Problem statement :: The expected output is a copy of every line in the records with the string "name".

(Stored records)
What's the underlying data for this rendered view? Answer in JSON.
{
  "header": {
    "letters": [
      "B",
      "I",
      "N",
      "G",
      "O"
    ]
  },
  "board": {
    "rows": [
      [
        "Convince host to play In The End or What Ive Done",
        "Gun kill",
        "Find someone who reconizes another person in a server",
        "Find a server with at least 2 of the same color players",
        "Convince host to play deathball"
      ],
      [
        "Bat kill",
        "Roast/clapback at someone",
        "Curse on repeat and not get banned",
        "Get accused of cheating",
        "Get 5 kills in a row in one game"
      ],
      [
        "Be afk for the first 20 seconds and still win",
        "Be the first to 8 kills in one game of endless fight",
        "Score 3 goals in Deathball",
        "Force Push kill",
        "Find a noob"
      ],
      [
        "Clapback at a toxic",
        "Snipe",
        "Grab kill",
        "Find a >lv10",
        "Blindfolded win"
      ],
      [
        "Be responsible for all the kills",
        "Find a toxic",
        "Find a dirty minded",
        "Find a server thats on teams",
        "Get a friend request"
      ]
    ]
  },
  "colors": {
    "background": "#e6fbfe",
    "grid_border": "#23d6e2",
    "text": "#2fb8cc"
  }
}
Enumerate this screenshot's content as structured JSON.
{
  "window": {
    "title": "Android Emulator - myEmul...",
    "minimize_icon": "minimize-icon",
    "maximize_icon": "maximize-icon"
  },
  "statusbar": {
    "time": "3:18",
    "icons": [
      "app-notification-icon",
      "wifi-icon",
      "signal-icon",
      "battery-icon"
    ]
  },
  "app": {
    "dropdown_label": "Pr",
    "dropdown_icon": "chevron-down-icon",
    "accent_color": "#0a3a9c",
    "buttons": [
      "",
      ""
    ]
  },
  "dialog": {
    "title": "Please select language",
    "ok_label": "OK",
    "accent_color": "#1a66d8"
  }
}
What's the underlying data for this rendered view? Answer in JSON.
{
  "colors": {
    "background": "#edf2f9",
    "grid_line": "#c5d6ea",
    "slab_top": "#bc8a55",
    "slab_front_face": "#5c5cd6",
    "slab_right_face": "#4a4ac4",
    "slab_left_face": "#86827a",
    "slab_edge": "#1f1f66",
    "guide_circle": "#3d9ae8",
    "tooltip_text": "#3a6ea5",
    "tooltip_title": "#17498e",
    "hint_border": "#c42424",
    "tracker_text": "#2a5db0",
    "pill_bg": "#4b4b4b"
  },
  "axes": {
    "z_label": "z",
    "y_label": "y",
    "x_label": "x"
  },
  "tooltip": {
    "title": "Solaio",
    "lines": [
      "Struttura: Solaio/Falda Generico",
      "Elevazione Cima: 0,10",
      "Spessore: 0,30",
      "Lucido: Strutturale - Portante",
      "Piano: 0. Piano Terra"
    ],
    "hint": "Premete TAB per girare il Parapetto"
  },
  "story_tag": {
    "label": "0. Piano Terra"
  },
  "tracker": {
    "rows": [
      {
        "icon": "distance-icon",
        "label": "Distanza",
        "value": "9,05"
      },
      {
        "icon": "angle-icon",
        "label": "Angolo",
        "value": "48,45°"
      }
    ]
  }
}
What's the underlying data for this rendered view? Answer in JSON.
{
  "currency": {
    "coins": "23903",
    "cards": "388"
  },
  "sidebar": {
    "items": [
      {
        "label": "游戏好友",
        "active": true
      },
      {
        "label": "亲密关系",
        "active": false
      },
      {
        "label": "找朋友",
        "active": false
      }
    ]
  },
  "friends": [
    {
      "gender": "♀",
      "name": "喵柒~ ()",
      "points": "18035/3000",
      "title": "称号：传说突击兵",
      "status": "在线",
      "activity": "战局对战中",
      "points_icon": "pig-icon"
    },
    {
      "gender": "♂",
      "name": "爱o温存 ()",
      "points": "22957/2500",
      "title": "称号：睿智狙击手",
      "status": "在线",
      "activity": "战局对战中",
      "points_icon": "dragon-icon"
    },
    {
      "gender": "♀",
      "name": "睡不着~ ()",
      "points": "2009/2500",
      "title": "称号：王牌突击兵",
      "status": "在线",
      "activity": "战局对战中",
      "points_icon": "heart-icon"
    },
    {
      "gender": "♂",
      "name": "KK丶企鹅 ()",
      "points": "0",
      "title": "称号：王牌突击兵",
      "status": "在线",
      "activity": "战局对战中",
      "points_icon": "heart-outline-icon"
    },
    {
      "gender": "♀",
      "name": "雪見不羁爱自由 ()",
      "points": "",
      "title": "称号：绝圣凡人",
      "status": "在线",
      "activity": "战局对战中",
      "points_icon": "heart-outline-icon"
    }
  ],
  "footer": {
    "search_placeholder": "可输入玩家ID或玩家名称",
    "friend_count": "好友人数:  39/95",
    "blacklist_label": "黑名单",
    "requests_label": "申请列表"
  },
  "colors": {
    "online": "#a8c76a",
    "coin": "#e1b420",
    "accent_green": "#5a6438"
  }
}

Completed task ::
      "name": "喵柒~ ()",
      "name": "爱o温存 ()",
      "name": "睡不着~ ()",
      "name": "KK丶企鹅 ()",
      "name": "雪見不羁爱自由 ()",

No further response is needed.